Technological leaps are almost always accompanied by a loss of jobs. Tailors, blacksmiths and letter carriers are all either obsolete or in steep decline thanks to advances over the past several hundred years. Yet most of the time, these losses are outnumbered by new positions created as a result of such destructive technologies. The companies now pioneering automation technology often demonstrate this apparent contradiction.
This present future
Currently, the field of automation and robotics is experiencing rapid developments due to the accelerated progress of artificial intelligence, computer vision, micromanufacturing and rapid prototyping. This means that complex and intelligent machines will start replacing some jobs, while also providing convenience and personal assistance. State of the art developments include driverless cars, which are currently being tested in the UK and some US states, suggesting that autonomous transportation will replace workers in the area of public transport.
Robots are already roaming around some hospitals to entertain patients and check on their needs. With further development, these automatons will eventually reduce the need for healthcare workers. Similar examples include microsurgical robots that are being augmented with artificial intelligence, smart automated building management systems, automated quality control, industrial automation, smart traffic control, 3D printed food, automated sushi belts and robotic waiters, to name but a few. This is not science fiction; it is happening today, and soon enough robots and other mechatronic systems will be handling many chores in the industrial, personal and service sectors. These and other technologies provide industries with several opportunities to improve their production at a lower cost.

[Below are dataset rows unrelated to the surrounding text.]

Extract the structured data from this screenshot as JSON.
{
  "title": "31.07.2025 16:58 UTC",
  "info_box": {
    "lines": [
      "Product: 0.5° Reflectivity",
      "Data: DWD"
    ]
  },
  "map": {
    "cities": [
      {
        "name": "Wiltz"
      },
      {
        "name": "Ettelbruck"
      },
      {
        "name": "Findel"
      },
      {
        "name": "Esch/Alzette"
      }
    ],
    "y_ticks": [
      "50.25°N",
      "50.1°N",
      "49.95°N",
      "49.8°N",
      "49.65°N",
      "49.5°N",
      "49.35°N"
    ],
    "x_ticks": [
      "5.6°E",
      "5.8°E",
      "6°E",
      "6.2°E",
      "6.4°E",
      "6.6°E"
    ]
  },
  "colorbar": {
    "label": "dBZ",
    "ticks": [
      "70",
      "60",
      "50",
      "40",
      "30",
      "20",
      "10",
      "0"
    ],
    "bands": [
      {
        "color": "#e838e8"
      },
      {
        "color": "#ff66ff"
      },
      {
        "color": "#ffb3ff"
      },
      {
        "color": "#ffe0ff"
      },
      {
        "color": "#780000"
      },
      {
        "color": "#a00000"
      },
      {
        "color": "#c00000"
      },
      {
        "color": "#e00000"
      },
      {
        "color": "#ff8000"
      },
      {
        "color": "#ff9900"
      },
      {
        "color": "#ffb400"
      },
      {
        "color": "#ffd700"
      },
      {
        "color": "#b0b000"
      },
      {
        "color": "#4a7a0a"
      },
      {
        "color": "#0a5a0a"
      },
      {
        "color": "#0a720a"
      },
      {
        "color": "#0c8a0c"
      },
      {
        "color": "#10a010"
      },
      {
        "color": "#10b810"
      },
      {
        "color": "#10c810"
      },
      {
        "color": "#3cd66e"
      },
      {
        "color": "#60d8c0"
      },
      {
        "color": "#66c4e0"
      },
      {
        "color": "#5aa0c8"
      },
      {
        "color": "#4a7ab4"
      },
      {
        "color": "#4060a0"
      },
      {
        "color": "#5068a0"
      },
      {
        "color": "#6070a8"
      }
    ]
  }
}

Lebanon is ready for this endeavor. Several local mechatronics and automation companies are well established and have experienced noticeable growth. Most importantly, talented engineers and computer scientists are graduating from Lebanese universities — and they are the largest investment in mechatronic undertakings. This talent has been highlighted by several Lebanese engineers, who have been winning the “Stars of Science” award since 2008, with mechatronic inventions ranging from an autotuning product for stringed musical instruments to a waterproof heart rate measuring device. Lebanese American University (LAU) student Rania Bou Jaoudeh is currently in the final stage of the competition with an automated zucchini corer.
High tech, lower cost
Developing mechatronic systems is becoming cheaper and faster. Recently, substantial improvements have occurred in 3D printing and computer numerical control manufacturing technologies. 3D printers are becoming very cheap — some models go for as little as $500 — and versatile, with a wide variety of printing materials, precision and dimensions. Full sized cars, shoes and several types of food are just a few examples of products that are being shaped with 3D printers. The rapid prototyping–manufacturing technologies, along with elaborate computer aided design (CAD) software, are enabling fast and cheap product development. On the electronics side, the market is saturated with low cost microcontroller boards (a self-contained small computer on a chip with required peripherals to interface with the real world) with an open source development environment. Finally, off the shelf robust programmable robots are available and becoming cheaper — between $2,000 and $10,000.
In short, low cost rapid prototyping, elaborate CAD software, and simple and cheap microcontrollers are resulting in a fast and efficient method to design and prototype mechatronic systems without the need for large investments. The required initial investment to develop these systems is developing in a similar way to that of information and communication technologies. With low capital investment, the main cost is for human talent and creativity.
Lebanese entrepreneurs and industrialists should consider the vast fields of mechatronics, automation and robotics. There are numerous opportunities, ranging from new mechatronic product development for startups to the automation of several processes in established industries. Big acquisitions in this field are yet to come, but let’s hope a Lebanese startup or company will soon hit the news.